Monetary Policy Decision
The Reserve Bank of New Zealand (RBNZ) delivered its second 25 basis points (bps) rate increase in a row, bringing the official cash rate (OCR) to 0.75% - in line with baseline forecasts. 
The Monetary Policy Committee noted that "it remains appropriate to continue reducing monetary stimulus so as to maintain price stability and support maximum sustainable employment".
On the inflation front, official's acknowledged that "Headline CPI inflation is expected to measure above 5 percent in the near term before returning towards the 2 percent midpoint over the next two years".
The records of today's meeting showed upbeat view on the economy, with officials noting that "…the economy is expected to recover as public health restrictions are eased…".
Monetary Policy Statement
Today's Monetary Policy Statement contained upgraded projections for the level of interest rates . In particular, the bank now sees OCR at 2.1% by the end of next year (compared to 1.6% in the August statement ) and at 2.6% on December 2023.
This would imply five rate increases of 25bps within 2022, from current 0.75%, which is a rather aggressive path.

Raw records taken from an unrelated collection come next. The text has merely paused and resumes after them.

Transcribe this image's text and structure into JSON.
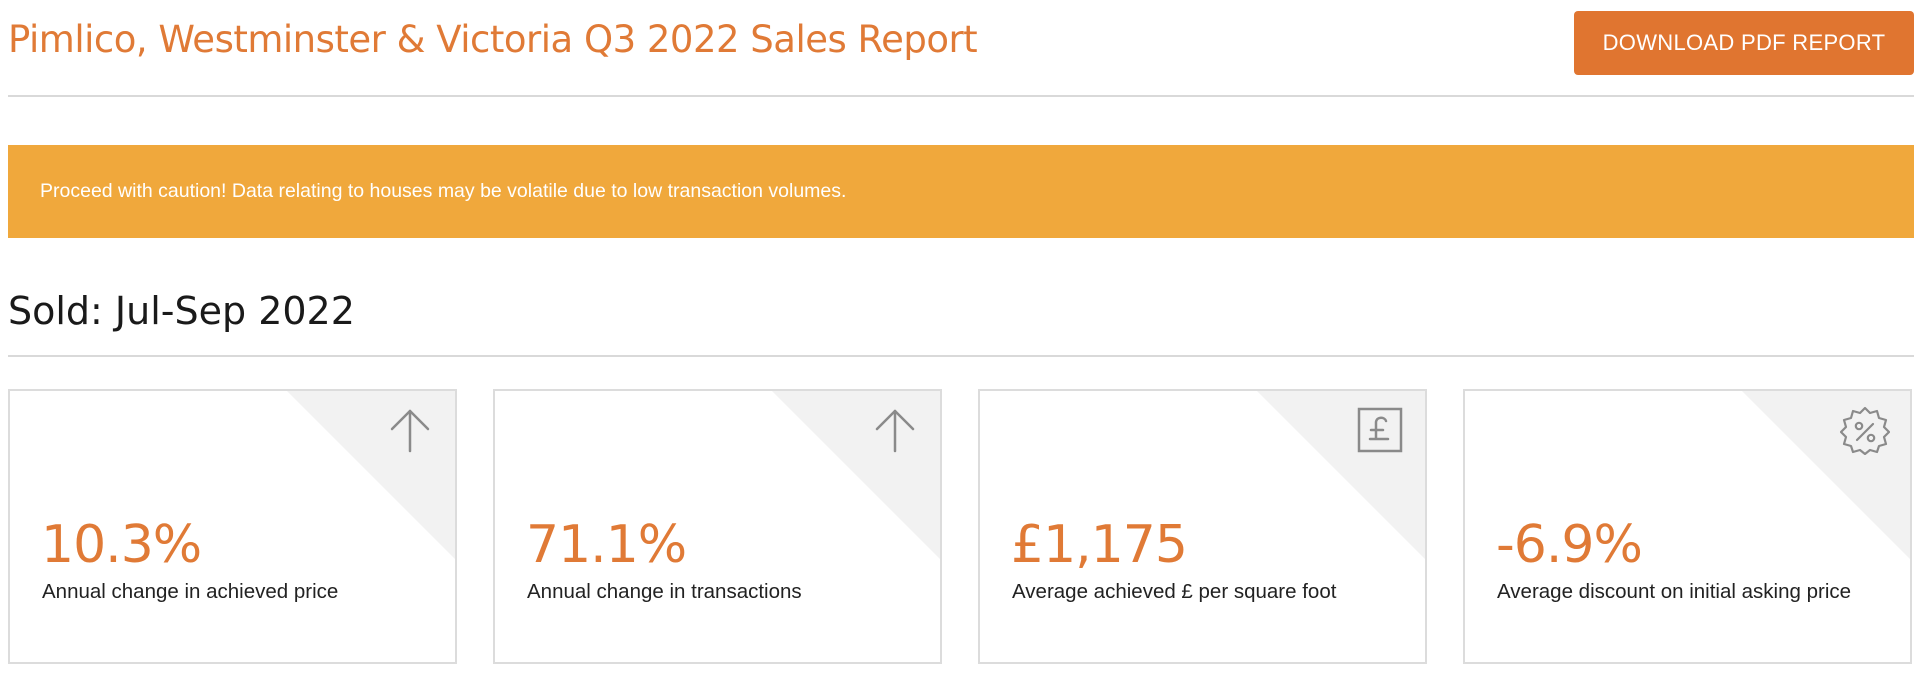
{
  "header": {
    "title": "Pimlico, Westminster & Victoria Q3 2022 Sales Report",
    "download_label": "DOWNLOAD PDF REPORT"
  },
  "alert": {
    "text": "Proceed with caution! Data relating to houses may be volatile due to low transaction volumes."
  },
  "section": {
    "title": "Sold: Jul-Sep 2022"
  },
  "stats": [
    {
      "value": "10.3%",
      "label": "Annual change in achieved price",
      "icon": "arrow-up-icon"
    },
    {
      "value": "71.1%",
      "label": "Annual change in transactions",
      "icon": "arrow-up-icon"
    },
    {
      "value": "£1,175",
      "label": "Average achieved £ per square foot",
      "icon": "pound-icon"
    },
    {
      "value": "-6.9%",
      "label": "Average discount on initial asking price",
      "icon": "discount-badge-icon"
    }
  ],
  "colors": {
    "accent": "#e07a36",
    "button": "#e07530",
    "alert": "#f0a83c",
    "icon": "#8a8a8a"
  }
}
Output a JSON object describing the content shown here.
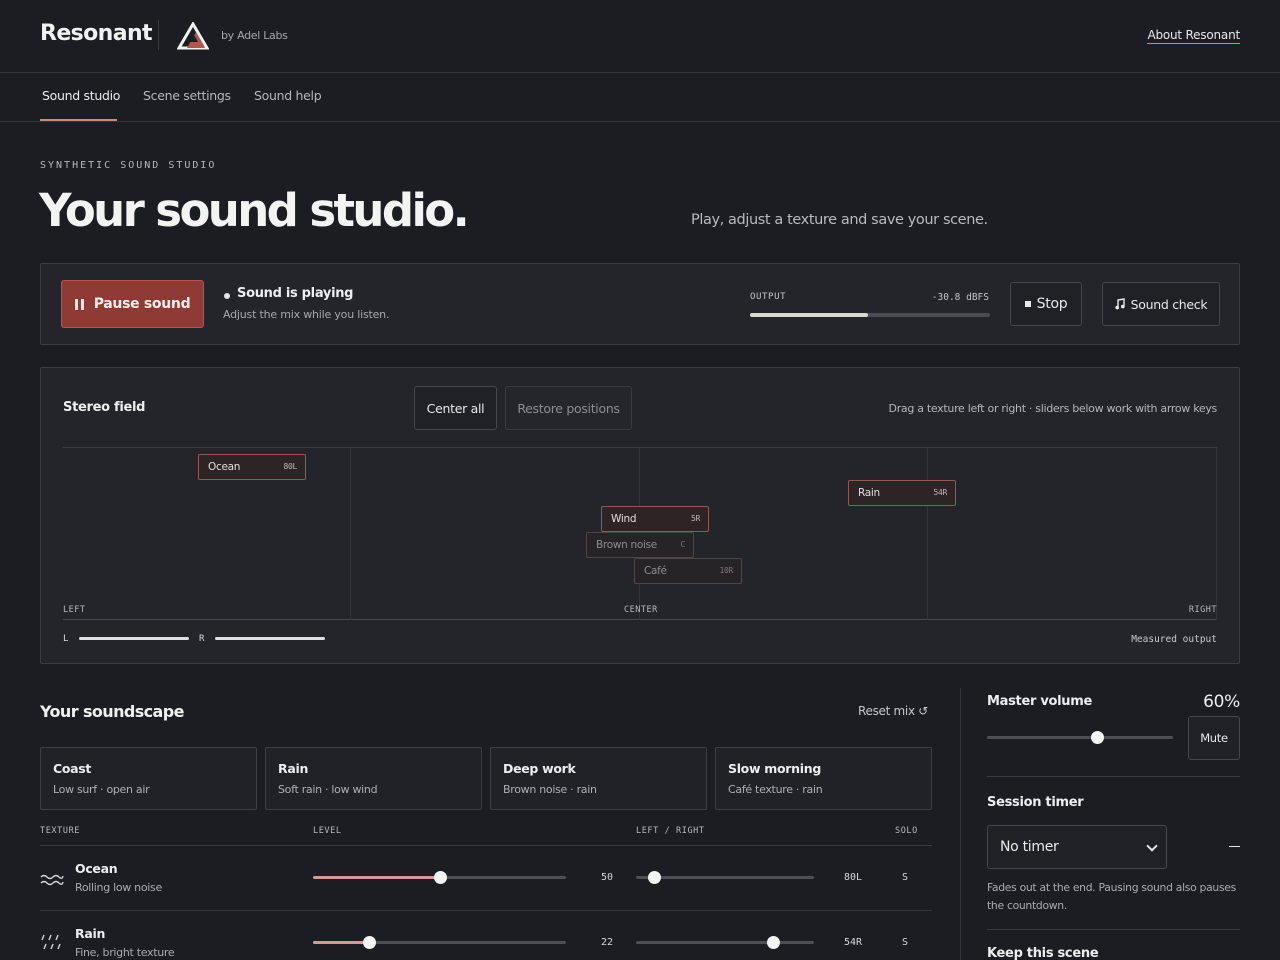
{
  "header": {
    "brand": "Resonant",
    "byline": "by Adel Labs",
    "about_link": "About Resonant",
    "logo_icon": "triangle-logo-icon"
  },
  "tabs": [
    {
      "label": "Sound studio",
      "active": true
    },
    {
      "label": "Scene settings",
      "active": false
    },
    {
      "label": "Sound help",
      "active": false
    }
  ],
  "hero": {
    "eyebrow": "SYNTHETIC SOUND STUDIO",
    "title": "Your sound studio.",
    "subtitle": "Play, adjust a texture and save your scene."
  },
  "player": {
    "pause_label": "Pause sound",
    "status_title": "Sound is playing",
    "status_sub": "Adjust the mix while you listen.",
    "output_label": "OUTPUT",
    "output_value": "-30.8 dBFS",
    "output_level": 0.49,
    "stop_label": "Stop",
    "sound_check_label": "Sound check"
  },
  "stereo": {
    "title": "Stereo field",
    "center_all": "Center all",
    "restore_positions": "Restore positions",
    "hint": "Drag a texture left or right · sliders below work with arrow keys",
    "left_label": "LEFT",
    "center_label": "CENTER",
    "right_label": "RIGHT",
    "chips": [
      {
        "name": "Ocean",
        "pan": "80L"
      },
      {
        "name": "Rain",
        "pan": "54R"
      },
      {
        "name": "Wind",
        "pan": "5R"
      },
      {
        "name": "Brown noise",
        "pan": "C"
      },
      {
        "name": "Café",
        "pan": "10R"
      }
    ],
    "meter_l": "L",
    "meter_r": "R",
    "measured": "Measured output"
  },
  "soundscape": {
    "title": "Your soundscape",
    "reset": "Reset mix ↺",
    "presets": [
      {
        "name": "Coast",
        "desc": "Low surf · open air"
      },
      {
        "name": "Rain",
        "desc": "Soft rain · low wind"
      },
      {
        "name": "Deep work",
        "desc": "Brown noise · rain"
      },
      {
        "name": "Slow morning",
        "desc": "Café texture · rain"
      }
    ],
    "columns": {
      "texture": "TEXTURE",
      "level": "LEVEL",
      "pan": "LEFT / RIGHT",
      "solo": "SOLO"
    },
    "rows": [
      {
        "name": "Ocean",
        "desc": "Rolling low noise",
        "level": 50,
        "level_text": "50",
        "pan_text": "80L",
        "pan_value": -80,
        "solo": "S",
        "icon": "waves-icon"
      },
      {
        "name": "Rain",
        "desc": "Fine, bright texture",
        "level": 22,
        "level_text": "22",
        "pan_text": "54R",
        "pan_value": 54,
        "solo": "S",
        "icon": "rain-icon"
      }
    ]
  },
  "side": {
    "master_label": "Master volume",
    "master_pct": "60%",
    "master_value": 0.59,
    "mute": "Mute",
    "timer_label": "Session timer",
    "timer_value": "No timer",
    "timer_dash": "—",
    "fade_note": "Fades out at the end. Pausing sound also pauses the countdown.",
    "keep_label": "Keep this scene"
  },
  "colors": {
    "accent": "#c98a7e",
    "primary_button": "#8f3a33",
    "background": "#1b1d22"
  }
}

The bank generally holds seven OCR decisions, so there is room for bigger moves than 0.25%.
Annual CPI Inflation is forecasted to subside to 3.3% in December 2022, but this is significantly higher compared to the August projection of 2.2%
In its previous meeting in October, RBNZ had raised rates for the first time since July 2014, while this summer it had concluded its Large Scale Asset Purchase Program (LSPAP). These actions have placed it at the forefront of policy normalization, as its Australian counterpart (RBA) still runs an asset purchases program and the US Federal Reserve announced a reduction in the pace of Quantitative Easing (QE) just this month.
The main driver for these tightening efforts, is high Inflation which has surged to 4.9% y/y on the third quarter, while the drop in Unemployment to 3.4% in Q3 earlier this month, helped the RBNZ in delivering today's a back-to-back rate hike.
The Kiwi reacted lower on the decision, as it was largely priced in and probably disappointed those with more hawkish expectations of a bigger 0.5% increase.
As such NZD/USD sheds around 0.5% and registers fresh November lows, dropping bellow that ascending trend-line that has supported it since August.
From here it is exposed to September's lows (0.6858), although the multi-year ones form October appear remote at this stage.
Despite the negative reaction, the monetary policy differential can still support the pair, which holds 0.6900 for now, while the Relative Strength Index (RSI) points to overbought conditions. As such, we can see a return above the aforementioned trend-line (0.6930), although recovery above 0.6978 that will bring the familiar 200Day and 200H4 EMAs in the spotlight, will need a catalyst.
Past Performance: Past Performance is not an indicator of future results.
Caution is needed today, as the economic calendar is absolutely packed, mostly with releases form the US, ahead of Thursday's Thanksgiving Holiday. PCE Inflation, Q3 GDP and Fed minutes stand out today, all with the potential to increase volatility and affect the pair's trajectory.
Senior Market Specialist
Nikos Tzabouras is a graduate of the Department of International & European Economic Studies at the Athens University of Economics and Business. He has a long time presence at FXCM, as he joined the company in 2011. He has served from multiple positions, but specializes in financial market analysis and commentary.
With his educational background in international relations, he emphasizes not only on Technical Analysis but also in Fundamental Analysis and Geopolitics – which have been having increasing impact on financial markets. He has longtime experience in market analysis and as a host of educational trading courses via online and in-person sessions and conferences.
Retrieved 24 Nov 2021 https://www.rbnz.govt.nz/news/2021/11/mpc-continues-to-reduce-monetary-stimulus